See also: billy-can
billycan (plural billycans)
- (Britain, Australia, South Africa) a lightweight pot for cooking or boiling water, used in camping.
1997, Ian Player, Zulu Wilderness: Shadow and Soul, page 69:
- The filling of the billycan, cutting the supports to hang it over the fire, was a public show, but many times he would do this anyway to entertain himself. He unpacked the billycan from his old rucksack and I got out the tea and sugar. He filled the billy, then used his penknife to cut sticks to hang it over the fire.
- 2010, Kerry McGinnis, Wildhorse Creek, unnumbered page,
- Galloping a hundred yards, then jumping off and remounting an excited horse while holding a full billycan of water and beating everyone back over the starting line without spilling it sounded easy – until you tried. Billycans were lost, dropped, trampled underfoot.
- 2010, Nontsomi Langa, A Xhosa Story: Mbengu-Sonyanganzu, in Harold Scheub, The Uncoiling Python: South African Storytellers and Resistance, page 162,
- When they reached the river, Nqunuse's daughter's billycan began to leak.
2011, Colin Graham Smith, Shadows of War, page 43:
- A good billycan was one that had seen many fires, and was pitch black.

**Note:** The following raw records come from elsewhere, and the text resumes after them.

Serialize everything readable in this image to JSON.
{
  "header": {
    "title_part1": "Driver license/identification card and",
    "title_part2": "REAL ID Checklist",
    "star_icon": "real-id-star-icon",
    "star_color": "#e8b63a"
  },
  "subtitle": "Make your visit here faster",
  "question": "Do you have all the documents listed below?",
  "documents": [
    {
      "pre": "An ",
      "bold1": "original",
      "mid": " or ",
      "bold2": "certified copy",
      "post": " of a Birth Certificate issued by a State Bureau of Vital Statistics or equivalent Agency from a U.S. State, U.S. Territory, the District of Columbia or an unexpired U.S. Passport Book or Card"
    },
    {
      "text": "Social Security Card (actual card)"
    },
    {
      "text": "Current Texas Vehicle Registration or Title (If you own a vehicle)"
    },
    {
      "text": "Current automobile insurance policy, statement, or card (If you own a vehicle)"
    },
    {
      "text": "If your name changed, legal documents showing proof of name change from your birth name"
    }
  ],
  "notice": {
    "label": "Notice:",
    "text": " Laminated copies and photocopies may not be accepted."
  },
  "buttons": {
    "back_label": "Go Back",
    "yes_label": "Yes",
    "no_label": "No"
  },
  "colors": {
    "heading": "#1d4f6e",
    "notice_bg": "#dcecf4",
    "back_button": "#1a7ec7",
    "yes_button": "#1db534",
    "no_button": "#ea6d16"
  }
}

- Swinging the Billycan: Making Tea in the Australian Bush, 2003-01-22, accessed 2007-02-16
- Bushwalking.org: How to use billycans